* _DATA SHOWN_:

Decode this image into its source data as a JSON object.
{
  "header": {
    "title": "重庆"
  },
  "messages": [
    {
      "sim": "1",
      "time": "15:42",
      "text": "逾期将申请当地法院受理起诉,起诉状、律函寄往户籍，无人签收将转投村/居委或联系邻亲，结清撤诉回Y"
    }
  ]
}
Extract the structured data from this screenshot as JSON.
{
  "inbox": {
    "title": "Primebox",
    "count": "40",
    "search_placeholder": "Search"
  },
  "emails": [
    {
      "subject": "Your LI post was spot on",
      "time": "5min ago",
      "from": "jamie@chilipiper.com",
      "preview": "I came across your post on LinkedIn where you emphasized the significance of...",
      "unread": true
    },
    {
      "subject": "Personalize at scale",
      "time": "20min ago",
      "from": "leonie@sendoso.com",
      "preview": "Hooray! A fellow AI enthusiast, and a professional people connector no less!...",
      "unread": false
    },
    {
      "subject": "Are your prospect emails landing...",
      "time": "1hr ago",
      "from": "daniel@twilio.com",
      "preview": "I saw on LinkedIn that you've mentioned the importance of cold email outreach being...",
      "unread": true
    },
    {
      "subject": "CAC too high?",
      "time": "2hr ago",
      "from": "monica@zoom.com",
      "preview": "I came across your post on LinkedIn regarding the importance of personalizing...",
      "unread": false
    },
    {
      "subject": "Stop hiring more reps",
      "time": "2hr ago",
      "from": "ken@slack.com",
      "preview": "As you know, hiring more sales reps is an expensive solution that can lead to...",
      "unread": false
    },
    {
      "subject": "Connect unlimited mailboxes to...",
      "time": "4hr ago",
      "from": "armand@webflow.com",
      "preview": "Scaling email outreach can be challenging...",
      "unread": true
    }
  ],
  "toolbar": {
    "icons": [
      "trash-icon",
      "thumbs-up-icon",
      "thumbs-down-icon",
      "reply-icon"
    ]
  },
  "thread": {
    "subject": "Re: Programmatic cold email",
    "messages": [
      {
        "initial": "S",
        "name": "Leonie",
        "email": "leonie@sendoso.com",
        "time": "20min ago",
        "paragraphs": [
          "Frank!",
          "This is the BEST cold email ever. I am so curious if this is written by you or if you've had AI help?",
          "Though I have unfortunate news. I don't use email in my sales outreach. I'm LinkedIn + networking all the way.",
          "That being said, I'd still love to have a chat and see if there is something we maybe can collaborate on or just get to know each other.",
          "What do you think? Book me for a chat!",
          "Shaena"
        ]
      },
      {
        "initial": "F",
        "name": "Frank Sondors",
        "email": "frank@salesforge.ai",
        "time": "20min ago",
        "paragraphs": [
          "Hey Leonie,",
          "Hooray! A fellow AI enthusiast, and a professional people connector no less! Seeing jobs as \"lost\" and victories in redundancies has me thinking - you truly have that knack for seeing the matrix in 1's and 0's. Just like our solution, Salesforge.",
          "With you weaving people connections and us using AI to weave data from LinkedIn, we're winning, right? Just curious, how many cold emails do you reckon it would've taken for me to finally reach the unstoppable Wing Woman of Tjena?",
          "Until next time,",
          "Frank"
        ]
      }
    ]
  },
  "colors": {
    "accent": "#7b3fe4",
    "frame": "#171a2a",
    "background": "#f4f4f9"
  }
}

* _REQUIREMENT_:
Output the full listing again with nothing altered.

* _OUTPUT BELOW_:
Decode this image into its source data as a JSON object.
{
  "header": {
    "title": "重庆"
  },
  "messages": [
    {
      "sim": "1",
      "time": "15:42",
      "text": "逾期将申请当地法院受理起诉,起诉状、律函寄往户籍，无人签收将转投村/居委或联系邻亲，结清撤诉回Y"
    }
  ]
}
Extract the structured data from this screenshot as JSON.
{
  "inbox": {
    "title": "Primebox",
    "count": "40",
    "search_placeholder": "Search"
  },
  "emails": [
    {
      "subject": "Your LI post was spot on",
      "time": "5min ago",
      "from": "jamie@chilipiper.com",
      "preview": "I came across your post on LinkedIn where you emphasized the significance of...",
      "unread": true
    },
    {
      "subject": "Personalize at scale",
      "time": "20min ago",
      "from": "leonie@sendoso.com",
      "preview": "Hooray! A fellow AI enthusiast, and a professional people connector no less!...",
      "unread": false
    },
    {
      "subject": "Are your prospect emails landing...",
      "time": "1hr ago",
      "from": "daniel@twilio.com",
      "preview": "I saw on LinkedIn that you've mentioned the importance of cold email outreach being...",
      "unread": true
    },
    {
      "subject": "CAC too high?",
      "time": "2hr ago",
      "from": "monica@zoom.com",
      "preview": "I came across your post on LinkedIn regarding the importance of personalizing...",
      "unread": false
    },
    {
      "subject": "Stop hiring more reps",
      "time": "2hr ago",
      "from": "ken@slack.com",
      "preview": "As you know, hiring more sales reps is an expensive solution that can lead to...",
      "unread": false
    },
    {
      "subject": "Connect unlimited mailboxes to...",
      "time": "4hr ago",
      "from": "armand@webflow.com",
      "preview": "Scaling email outreach can be challenging...",
      "unread": true
    }
  ],
  "toolbar": {
    "icons": [
      "trash-icon",
      "thumbs-up-icon",
      "thumbs-down-icon",
      "reply-icon"
    ]
  },
  "thread": {
    "subject": "Re: Programmatic cold email",
    "messages": [
      {
        "initial": "S",
        "name": "Leonie",
        "email": "leonie@sendoso.com",
        "time": "20min ago",
        "paragraphs": [
          "Frank!",
          "This is the BEST cold email ever. I am so curious if this is written by you or if you've had AI help?",
          "Though I have unfortunate news. I don't use email in my sales outreach. I'm LinkedIn + networking all the way.",
          "That being said, I'd still love to have a chat and see if there is something we maybe can collaborate on or just get to know each other.",
          "What do you think? Book me for a chat!",
          "Shaena"
        ]
      },
      {
        "initial": "F",
        "name": "Frank Sondors",
        "email": "frank@salesforge.ai",
        "time": "20min ago",
        "paragraphs": [
          "Hey Leonie,",
          "Hooray! A fellow AI enthusiast, and a professional people connector no less! Seeing jobs as \"lost\" and victories in redundancies has me thinking - you truly have that knack for seeing the matrix in 1's and 0's. Just like our solution, Salesforge.",
          "With you weaving people connections and us using AI to weave data from LinkedIn, we're winning, right? Just curious, how many cold emails do you reckon it would've taken for me to finally reach the unstoppable Wing Woman of Tjena?",
          "Until next time,",
          "Frank"
        ]
      }
    ]
  },
  "colors": {
    "accent": "#7b3fe4",
    "frame": "#171a2a",
    "background": "#f4f4f9"
  }
}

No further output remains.